* [Material supplied]
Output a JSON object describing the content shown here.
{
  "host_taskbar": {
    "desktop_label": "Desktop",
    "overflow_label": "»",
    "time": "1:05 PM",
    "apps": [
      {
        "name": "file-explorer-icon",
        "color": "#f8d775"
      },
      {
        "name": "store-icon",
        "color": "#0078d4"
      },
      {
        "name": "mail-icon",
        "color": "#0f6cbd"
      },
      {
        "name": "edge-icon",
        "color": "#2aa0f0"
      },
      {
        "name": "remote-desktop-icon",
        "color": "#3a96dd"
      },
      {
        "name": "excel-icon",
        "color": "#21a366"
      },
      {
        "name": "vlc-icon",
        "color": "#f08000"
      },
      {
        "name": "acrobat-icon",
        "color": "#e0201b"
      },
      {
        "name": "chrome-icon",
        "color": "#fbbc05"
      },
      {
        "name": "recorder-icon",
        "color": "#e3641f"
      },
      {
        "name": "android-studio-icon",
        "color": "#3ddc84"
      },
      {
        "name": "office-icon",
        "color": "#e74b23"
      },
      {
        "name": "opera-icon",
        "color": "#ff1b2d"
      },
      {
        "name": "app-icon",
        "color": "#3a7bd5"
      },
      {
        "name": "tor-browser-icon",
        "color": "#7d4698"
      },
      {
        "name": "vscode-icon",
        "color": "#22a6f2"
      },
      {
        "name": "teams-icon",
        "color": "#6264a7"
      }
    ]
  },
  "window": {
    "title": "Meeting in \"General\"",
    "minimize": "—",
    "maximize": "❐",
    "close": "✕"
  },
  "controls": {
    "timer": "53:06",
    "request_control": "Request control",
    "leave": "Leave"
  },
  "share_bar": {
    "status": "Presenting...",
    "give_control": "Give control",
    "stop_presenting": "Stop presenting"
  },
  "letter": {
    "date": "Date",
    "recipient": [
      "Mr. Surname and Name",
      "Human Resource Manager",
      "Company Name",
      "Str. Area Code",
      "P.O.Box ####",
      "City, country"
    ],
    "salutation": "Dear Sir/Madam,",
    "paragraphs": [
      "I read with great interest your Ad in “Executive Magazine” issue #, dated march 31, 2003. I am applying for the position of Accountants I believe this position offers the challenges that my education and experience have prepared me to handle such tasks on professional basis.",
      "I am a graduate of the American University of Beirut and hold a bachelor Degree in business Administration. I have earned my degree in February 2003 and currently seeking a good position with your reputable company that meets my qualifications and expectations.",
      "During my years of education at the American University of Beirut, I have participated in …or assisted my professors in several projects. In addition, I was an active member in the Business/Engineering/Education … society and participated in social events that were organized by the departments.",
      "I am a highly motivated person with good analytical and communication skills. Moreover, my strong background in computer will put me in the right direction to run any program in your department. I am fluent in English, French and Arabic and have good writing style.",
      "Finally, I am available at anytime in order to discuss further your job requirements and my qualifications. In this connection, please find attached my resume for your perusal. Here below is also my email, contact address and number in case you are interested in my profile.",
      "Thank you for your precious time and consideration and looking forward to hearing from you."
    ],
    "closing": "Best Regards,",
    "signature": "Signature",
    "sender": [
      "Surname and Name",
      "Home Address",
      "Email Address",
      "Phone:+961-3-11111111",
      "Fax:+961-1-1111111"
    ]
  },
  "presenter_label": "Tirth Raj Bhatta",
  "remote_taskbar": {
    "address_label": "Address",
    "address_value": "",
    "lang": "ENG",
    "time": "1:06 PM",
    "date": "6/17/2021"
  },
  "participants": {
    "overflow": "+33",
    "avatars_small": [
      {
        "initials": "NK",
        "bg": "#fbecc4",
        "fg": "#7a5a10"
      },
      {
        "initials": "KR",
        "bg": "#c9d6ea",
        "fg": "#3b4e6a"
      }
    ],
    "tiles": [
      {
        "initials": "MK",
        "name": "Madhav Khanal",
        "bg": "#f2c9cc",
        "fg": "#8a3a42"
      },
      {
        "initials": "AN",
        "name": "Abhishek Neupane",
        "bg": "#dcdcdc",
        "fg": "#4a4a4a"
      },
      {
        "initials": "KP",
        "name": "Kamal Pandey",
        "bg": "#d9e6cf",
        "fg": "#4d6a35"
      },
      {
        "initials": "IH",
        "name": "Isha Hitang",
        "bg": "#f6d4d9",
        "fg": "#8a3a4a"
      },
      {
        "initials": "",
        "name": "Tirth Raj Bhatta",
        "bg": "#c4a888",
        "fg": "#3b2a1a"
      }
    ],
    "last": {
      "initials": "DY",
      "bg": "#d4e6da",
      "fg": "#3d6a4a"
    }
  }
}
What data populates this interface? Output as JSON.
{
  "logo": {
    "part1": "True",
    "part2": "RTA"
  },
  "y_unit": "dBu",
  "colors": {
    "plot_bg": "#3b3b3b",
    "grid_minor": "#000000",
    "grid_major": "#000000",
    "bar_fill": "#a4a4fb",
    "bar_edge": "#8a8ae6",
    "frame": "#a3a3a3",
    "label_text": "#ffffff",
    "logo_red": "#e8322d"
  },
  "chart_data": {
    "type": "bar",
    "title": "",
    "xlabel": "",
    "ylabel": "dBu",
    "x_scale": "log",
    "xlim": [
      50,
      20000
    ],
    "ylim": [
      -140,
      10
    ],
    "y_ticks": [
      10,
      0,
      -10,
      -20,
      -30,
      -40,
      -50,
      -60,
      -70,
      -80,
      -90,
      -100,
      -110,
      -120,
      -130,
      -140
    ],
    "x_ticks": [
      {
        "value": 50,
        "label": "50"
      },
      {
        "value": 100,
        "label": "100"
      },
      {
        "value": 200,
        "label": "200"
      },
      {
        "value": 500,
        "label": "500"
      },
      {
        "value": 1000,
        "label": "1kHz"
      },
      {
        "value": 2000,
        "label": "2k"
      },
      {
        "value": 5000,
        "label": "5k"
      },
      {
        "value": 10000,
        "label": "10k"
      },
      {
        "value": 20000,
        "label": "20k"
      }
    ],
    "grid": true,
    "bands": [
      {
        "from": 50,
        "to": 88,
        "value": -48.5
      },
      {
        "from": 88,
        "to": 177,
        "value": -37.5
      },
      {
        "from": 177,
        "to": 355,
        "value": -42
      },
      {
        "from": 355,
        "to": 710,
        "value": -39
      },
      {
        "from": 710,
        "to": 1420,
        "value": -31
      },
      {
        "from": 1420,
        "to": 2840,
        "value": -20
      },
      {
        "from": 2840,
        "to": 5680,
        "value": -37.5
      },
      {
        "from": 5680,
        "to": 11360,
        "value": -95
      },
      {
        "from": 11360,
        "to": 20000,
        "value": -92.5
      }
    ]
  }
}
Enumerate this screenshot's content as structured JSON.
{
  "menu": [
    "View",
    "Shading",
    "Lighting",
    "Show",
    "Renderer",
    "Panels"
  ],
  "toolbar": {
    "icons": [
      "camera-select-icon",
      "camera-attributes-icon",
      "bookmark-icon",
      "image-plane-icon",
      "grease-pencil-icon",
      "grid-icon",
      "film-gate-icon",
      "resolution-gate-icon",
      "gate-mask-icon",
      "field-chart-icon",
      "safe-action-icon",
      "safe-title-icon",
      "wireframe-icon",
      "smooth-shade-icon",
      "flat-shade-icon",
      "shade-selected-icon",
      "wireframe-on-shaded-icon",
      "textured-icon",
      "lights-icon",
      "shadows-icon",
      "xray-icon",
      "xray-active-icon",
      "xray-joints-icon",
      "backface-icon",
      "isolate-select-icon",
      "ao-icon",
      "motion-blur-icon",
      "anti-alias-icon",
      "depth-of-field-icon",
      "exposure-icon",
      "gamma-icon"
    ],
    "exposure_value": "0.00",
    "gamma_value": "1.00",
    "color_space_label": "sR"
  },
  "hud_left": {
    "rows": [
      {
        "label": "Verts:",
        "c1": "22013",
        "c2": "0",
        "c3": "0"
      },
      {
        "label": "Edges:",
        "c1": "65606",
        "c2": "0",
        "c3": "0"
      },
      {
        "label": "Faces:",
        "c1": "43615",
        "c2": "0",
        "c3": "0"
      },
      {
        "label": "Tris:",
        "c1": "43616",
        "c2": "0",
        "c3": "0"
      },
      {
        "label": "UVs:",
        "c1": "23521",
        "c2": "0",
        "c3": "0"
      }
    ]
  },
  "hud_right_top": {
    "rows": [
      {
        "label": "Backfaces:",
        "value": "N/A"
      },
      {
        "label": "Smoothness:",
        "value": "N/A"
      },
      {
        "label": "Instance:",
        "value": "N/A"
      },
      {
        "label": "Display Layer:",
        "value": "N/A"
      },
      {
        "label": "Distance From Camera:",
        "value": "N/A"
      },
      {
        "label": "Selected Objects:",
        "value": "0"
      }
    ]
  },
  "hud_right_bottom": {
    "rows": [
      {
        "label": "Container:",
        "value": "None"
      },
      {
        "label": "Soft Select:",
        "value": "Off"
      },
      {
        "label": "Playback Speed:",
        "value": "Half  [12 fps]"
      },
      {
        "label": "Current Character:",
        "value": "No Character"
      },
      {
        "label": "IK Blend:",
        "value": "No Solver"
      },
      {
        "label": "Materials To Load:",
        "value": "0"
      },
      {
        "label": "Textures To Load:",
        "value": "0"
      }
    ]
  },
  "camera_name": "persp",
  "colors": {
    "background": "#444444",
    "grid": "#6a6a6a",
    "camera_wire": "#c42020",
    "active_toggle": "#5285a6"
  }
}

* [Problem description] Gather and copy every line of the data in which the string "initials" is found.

* [Result]
        "initials": "NK",
        "initials": "KR",
        "initials": "MK",
        "initials": "AN",
        "initials": "KP",
        "initials": "IH",
        "initials": "",
      "initials": "DY",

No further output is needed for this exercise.